That year, staff in the English language program he was enrolled in at Drexel expressed concern over al-Wazer’s Facebook page, which featured photos that appeared to show him holding automatic weapons under a caption that read: “He hates all Americans, death to all Americans, especially Jews.”

By the time FBI agents showed up to interview him that afternoon, al-Wazer had allegedly deleted the posts and then maintained he had no ties to the Houthi rebel movement, an anti-American insurgency currently locked in a protracted war with U. S-backed Saudi Arabian forces in Yemen.

Still, prosecutors said, he expressed sympathy for the Houthis and told agents that the U.S. involvement in controversial bombing raids the Saudis have undertaken in Yemen disgusted him.

The FBI ultimately let him go. But Drexel moved to suspend al-Wazer that day.

When a detective told him he could not return to the campus, he allegedly refused to leave, pushed his way into a classroom, and began “angrily and stubbornly” confronting the staff.

Prosecutors said the incident so unnerved al-Wazer’s teachers that one fled the building.
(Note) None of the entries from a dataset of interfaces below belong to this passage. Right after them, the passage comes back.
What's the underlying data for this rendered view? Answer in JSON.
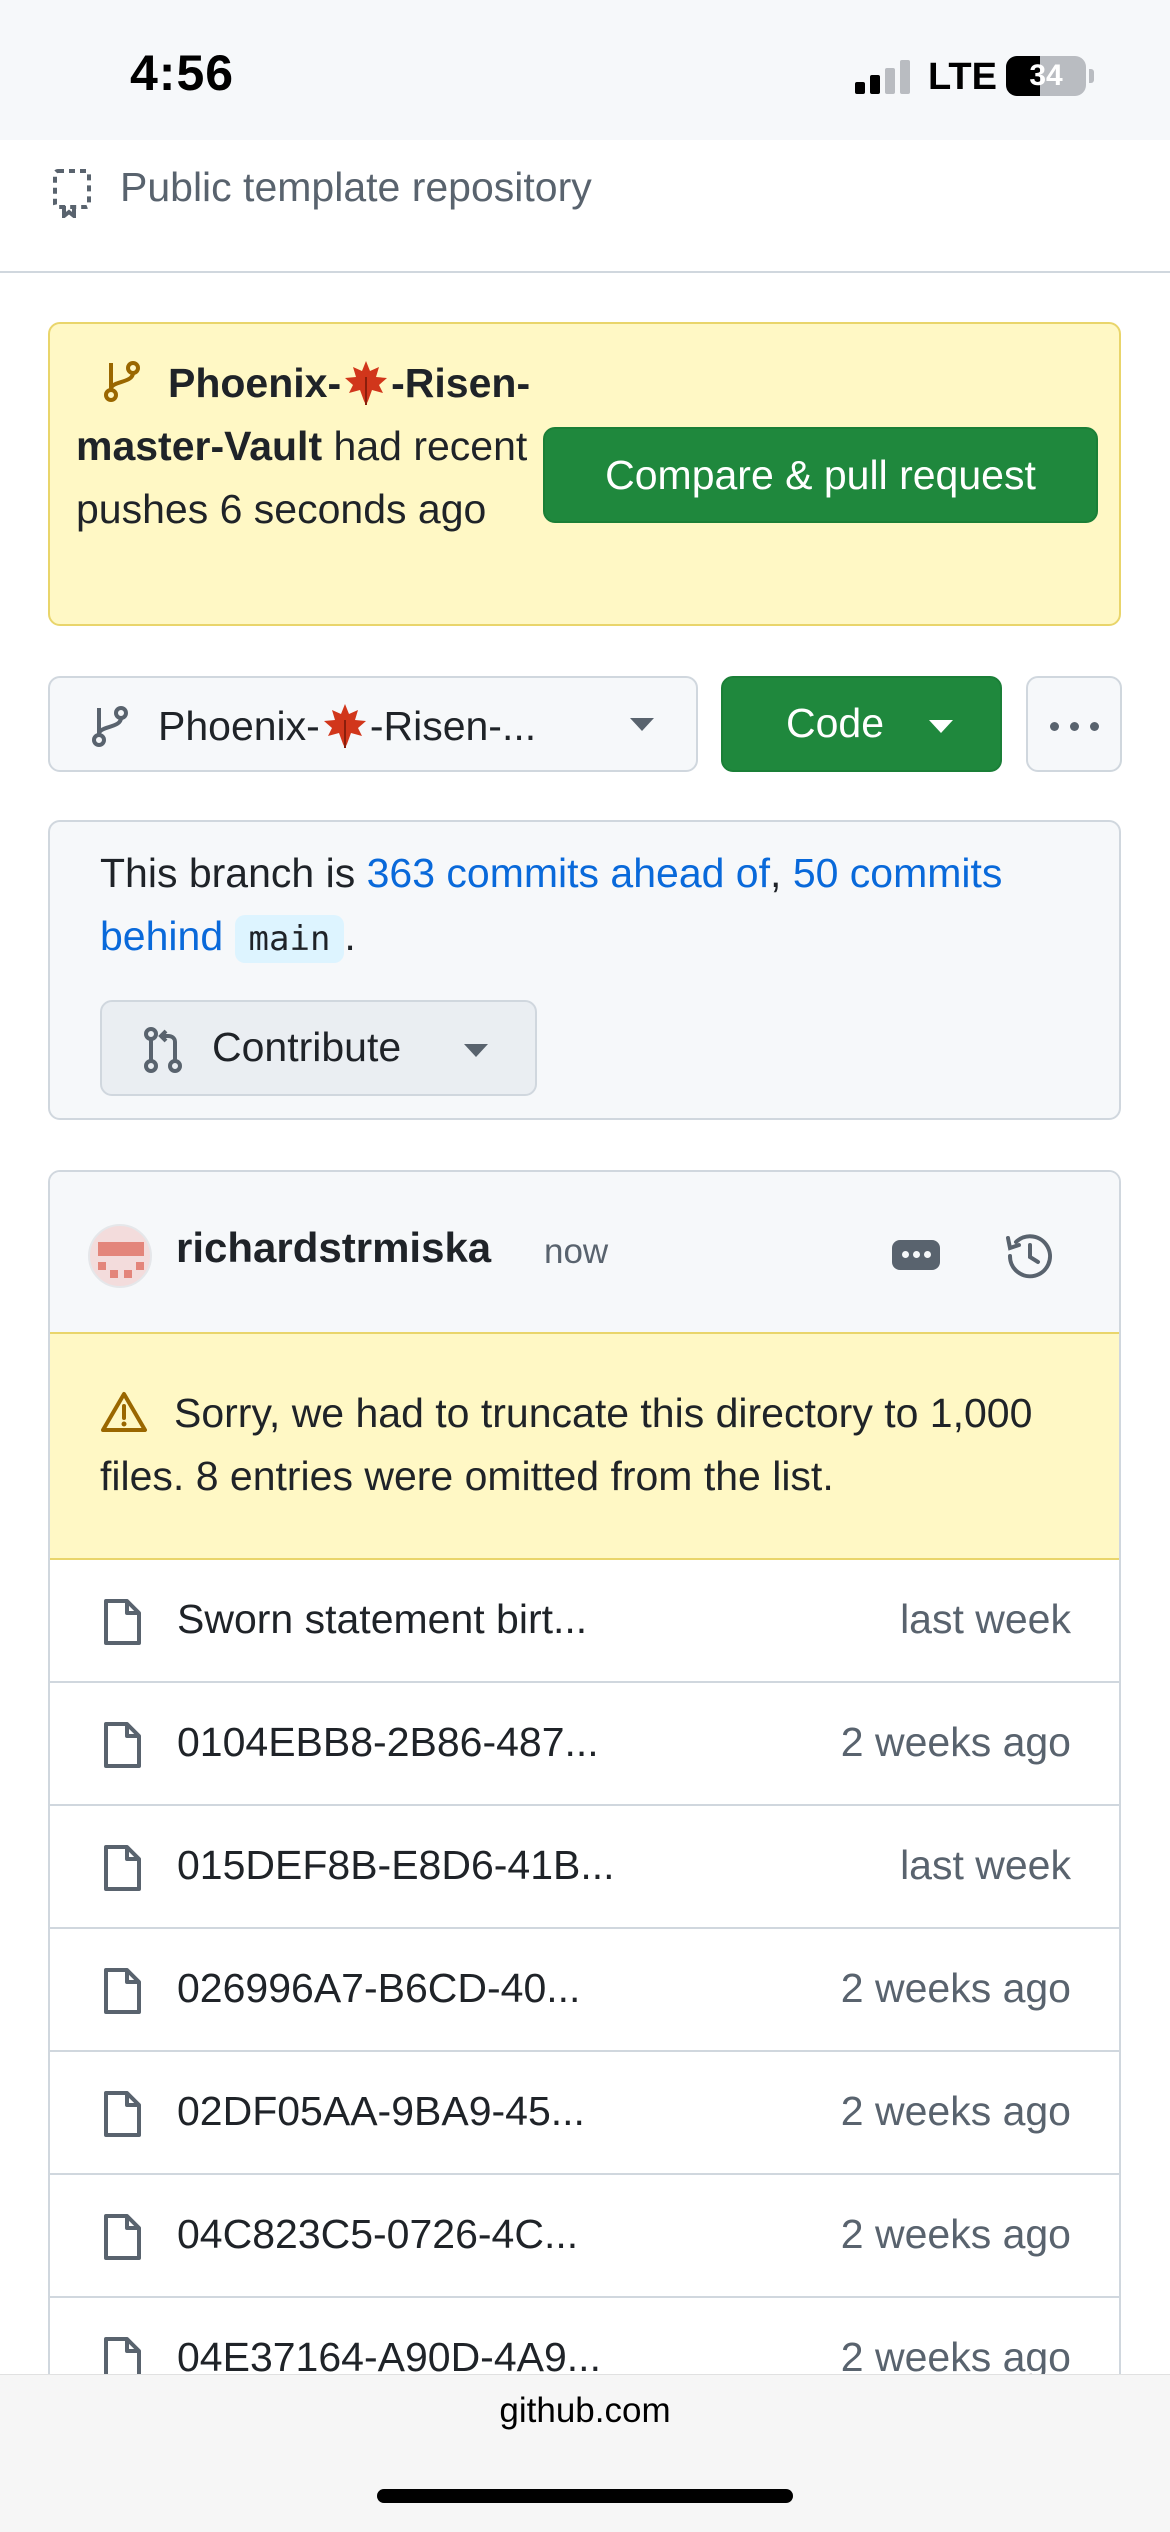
{
  "status_bar": {
    "time": "4:56",
    "network": "LTE",
    "battery": "34"
  },
  "repo": {
    "visibility": "Public template repository"
  },
  "push_banner": {
    "branch_prefix": "Phoenix-",
    "branch_suffix": "-Risen-master-Vault",
    "message": "had recent pushes 6 seconds ago",
    "compare_label": "Compare & pull request"
  },
  "branch_controls": {
    "branch_prefix": "Phoenix-",
    "branch_suffix": "-Risen-...",
    "code_label": "Code"
  },
  "ahead_behind": {
    "prefix": "This branch is ",
    "ahead_link": "363 commits ahead of",
    "separator": ", ",
    "behind_link": "50 commits behind",
    "base_branch": "main",
    "suffix": ".",
    "contribute_label": "Contribute"
  },
  "latest_commit": {
    "author": "richardstrmiska",
    "time": "now"
  },
  "truncate_warning": "Sorry, we had to truncate this directory to 1,000 files. 8 entries were omitted from the list.",
  "files": [
    {
      "name": "Sworn statement birt...",
      "date": "last week"
    },
    {
      "name": "0104EBB8-2B86-487...",
      "date": "2 weeks ago"
    },
    {
      "name": "015DEF8B-E8D6-41B...",
      "date": "last week"
    },
    {
      "name": "026996A7-B6CD-40...",
      "date": "2 weeks ago"
    },
    {
      "name": "02DF05AA-9BA9-45...",
      "date": "2 weeks ago"
    },
    {
      "name": "04C823C5-0726-4C...",
      "date": "2 weeks ago"
    },
    {
      "name": "04E37164-A90D-4A9...",
      "date": "2 weeks ago"
    }
  ],
  "browser": {
    "url": "github.com"
  },
  "colors": {
    "accent_green": "#1f883d",
    "link_blue": "#0969da",
    "warning_bg": "#fff8c5",
    "muted_text": "#59636e"
  },
  "icons": {
    "visibility": "repo-template-icon",
    "branch": "git-branch-icon",
    "emoji": "maple-leaf-icon",
    "contribute": "git-pull-request-icon",
    "warning": "alert-icon",
    "history": "history-icon",
    "file": "file-icon"
  }
}
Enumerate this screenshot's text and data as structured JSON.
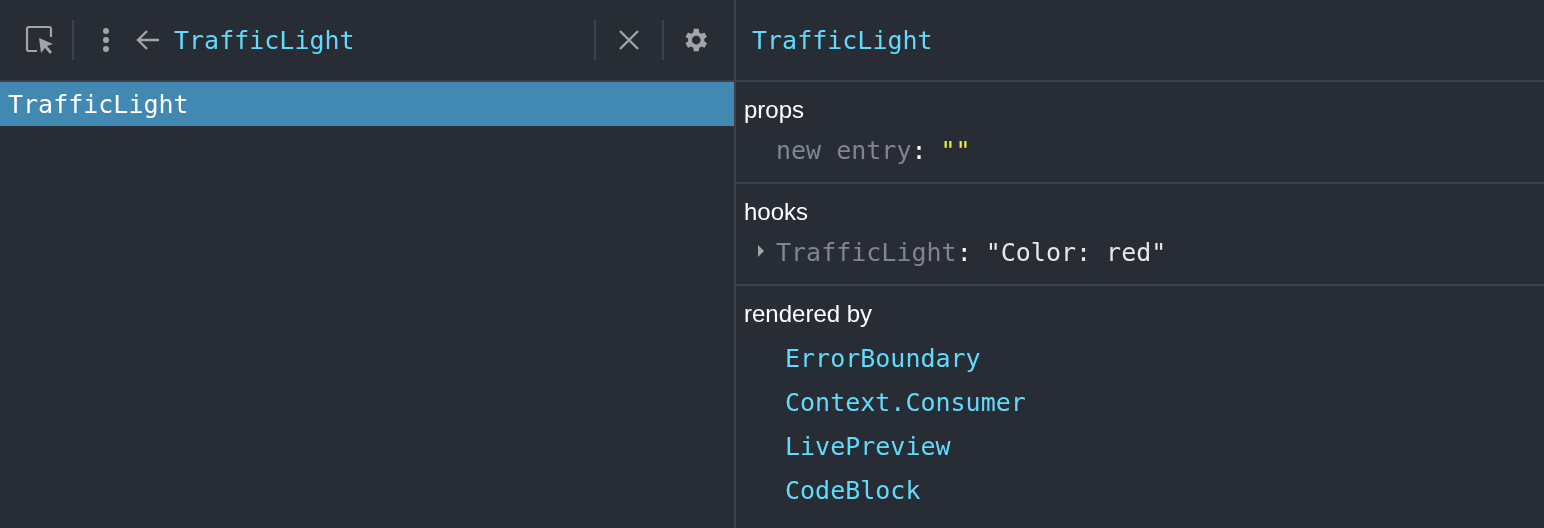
{
  "toolbar": {
    "component_name": "TrafficLight"
  },
  "tree": [
    {
      "label": "TrafficLight",
      "selected": true
    }
  ],
  "inspector": {
    "title": "TrafficLight",
    "props": {
      "title": "props",
      "entries": [
        {
          "key": "new entry",
          "separator": ":",
          "value": "\"\""
        }
      ]
    },
    "hooks": {
      "title": "hooks",
      "entries": [
        {
          "key": "TrafficLight",
          "separator": ":",
          "value": "\"Color: red\"",
          "expanded": false
        }
      ]
    },
    "rendered_by": {
      "title": "rendered by",
      "items": [
        "ErrorBoundary",
        "Context.Consumer",
        "LivePreview",
        "CodeBlock"
      ]
    }
  }
}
It was not the first time he had become violent with university staff, prosecutors say. In 2015, he allegedly assaulted a professor during a student conference. Describing that incident in filings this week, Thayer wrote: “Despite being warned that security would be called, [al-Wazer] forced his foot in the classroom door as the professor tried to close it.”

What happened in between 2016 and his arrest in Altoona this month remains hazy.

Enrolled at Mount Aloysius, in Cambria County, he made the dean’s list three years running and worked as an Uber driver, according to his LinkedIn profile. He was set to transfer to California University of Pennsylvania next year, a spokesperson for that school has said.

But the FBI kept up its surveillance of al-Wazer and continued to investigate his social media history. By 2017, they had discovered a trove of anti-American memes and photos that appeared to depict him training with Middle Eastern rebels and brandishing high-powered weaponry, like a rocket-propelled grenade launcher.

Not only had he appeared to have trained with the Houthis somewhere in the Middle East, where his brother and wife live, he also attempted to recruit others in the U.S. over Facebook to join the movement, prosecutors said.

“During much of the time he has spent in the United States since 2014 — while enjoying its freedoms, privileges, and material comforts, and availing himself of its institutions of higher learning — al-Wazer has demonstrated a deep hatred for this country,” Thayer wrote in court filings, “a hatred that is eluctably bound to his explicit and unwavering support for … the Houthi movement.”

But it was al-Wazer’s sudden desire to tour the White House days after withdrawing his application for temporary protected status — an immigration designation that allowed him to legally remain in the U.S. while war continued to ravage his country — that prompted Secret Service agents to deny his request for a visit and drew the FBI to his home.

“Al-Wazer is of course entitled to hold and lawfully express his political and religious opinions as freely as anyone else in this country, no matter how hateful or odious they may be,” Thayer wrote. “However, al-Wazer is not entitled to lie about those beliefs when asked about them by U.S. immigration and counterterrorism officials.”

If convicted, al-Wazer faces up to five years in prison and will almost certainly be deported after his release.